Early cases
Apicius, De re culinaria, an early on number of recipes.

The earliest identified written recipes time to 1730 BC and were noted on cuneiform tablets within Mesopotamia.

Different early written recipes day from approximately 1600 BC and come from an Akkadian pill from southern Babylonia. There are also works in ancient Egyptian hieroglyphs depicting the planning of food.

Many ancient Greek recipes are known. Mithaecus’s cook book was an early one, but most of it has been lost; Athenaeus estimates one small formula in his Deipnosophistae. Athenaeus describes a great many other cookbooks, all of them lost.

Roman recipes are identified beginning in the next century BCE with Cato the Elder’s Delaware Agri Cultura. Many experts of the period explained western Mediterranean preparing in Greek and in Latin. Some Punic recipes are known in Greek and Latin translation.

The big collection of recipes P re coquinaria, conventionally entitled Apicius, seemed in the 4th or fifth century and is the only total surviving cook book from the classical world. It lists the programs served in meals as Gustatio (appetizer), Primae Mensae (main course) and Secundae Mensae (dessert). Each recipe begins with the Latin order “Take…,” “Recipe….”

Arabic recipes are documented starting in the 10th century; see al-Warraq and al-Baghdadi.

The first formula in Persian days from the 14th century.
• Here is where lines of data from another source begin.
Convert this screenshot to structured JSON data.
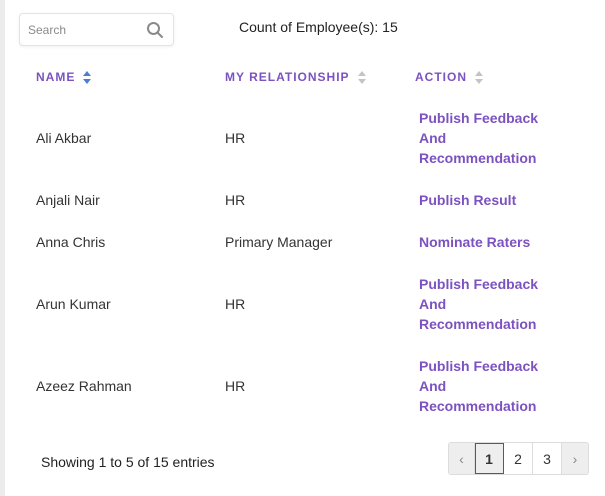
{
  "search": {
    "placeholder": "Search"
  },
  "count_label": "Count of Employee(s): 15",
  "columns": [
    "NAME",
    "MY RELATIONSHIP",
    "ACTION"
  ],
  "rows": [
    {
      "name": "Ali Akbar",
      "relationship": "HR",
      "action": [
        "Publish Feedback",
        "And",
        "Recommendation"
      ]
    },
    {
      "name": "Anjali Nair",
      "relationship": "HR",
      "action": [
        "Publish Result"
      ]
    },
    {
      "name": "Anna Chris",
      "relationship": "Primary Manager",
      "action": [
        "Nominate Raters"
      ]
    },
    {
      "name": "Arun Kumar",
      "relationship": "HR",
      "action": [
        "Publish Feedback",
        "And",
        "Recommendation"
      ]
    },
    {
      "name": "Azeez Rahman",
      "relationship": "HR",
      "action": [
        "Publish Feedback",
        "And",
        "Recommendation"
      ]
    }
  ],
  "footer": {
    "info": "Showing 1 to 5 of 15 entries"
  },
  "pagination": {
    "prev": "‹",
    "pages": [
      "1",
      "2",
      "3"
    ],
    "next": "›",
    "active_page": "1"
  },
  "colors": {
    "accent": "#7b52c0",
    "active_sort": "#4a7fd6"
  }
}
Several recipes have survived from the time of Safavids, including Karnameh (1521) by Mohammad Ali Bavarchi, including the cooking instruction in excess of 130 different meals and pastries, and Madat-ol-Hayat (1597) by Nurollah Ashpaz. Formula publications from the Qajar age are numerous, the absolute most significant being Khorak-ha-ye Irani by prince Nader Mirza.

King Richard II of England commissioned a menu book named Forme of Cury in 1390, and about once, yet another guide was published called Curye on Inglish, “cury” meaning cooking. Equally publications give an impression of how food for the noble lessons was prepared and served in England at that time. The lavish style of the aristocracy in the Early Modern Period brought with it the start of what can be named the present day menu book. By the 15th century, numerous manuscripts were showing explaining the recipes of the day. Many of these manuscripts provide very good information and report the re-discovery of numerous herbs and spices including coriander, parsley, basil and rosemary, many of which had been brought back from the Crusades.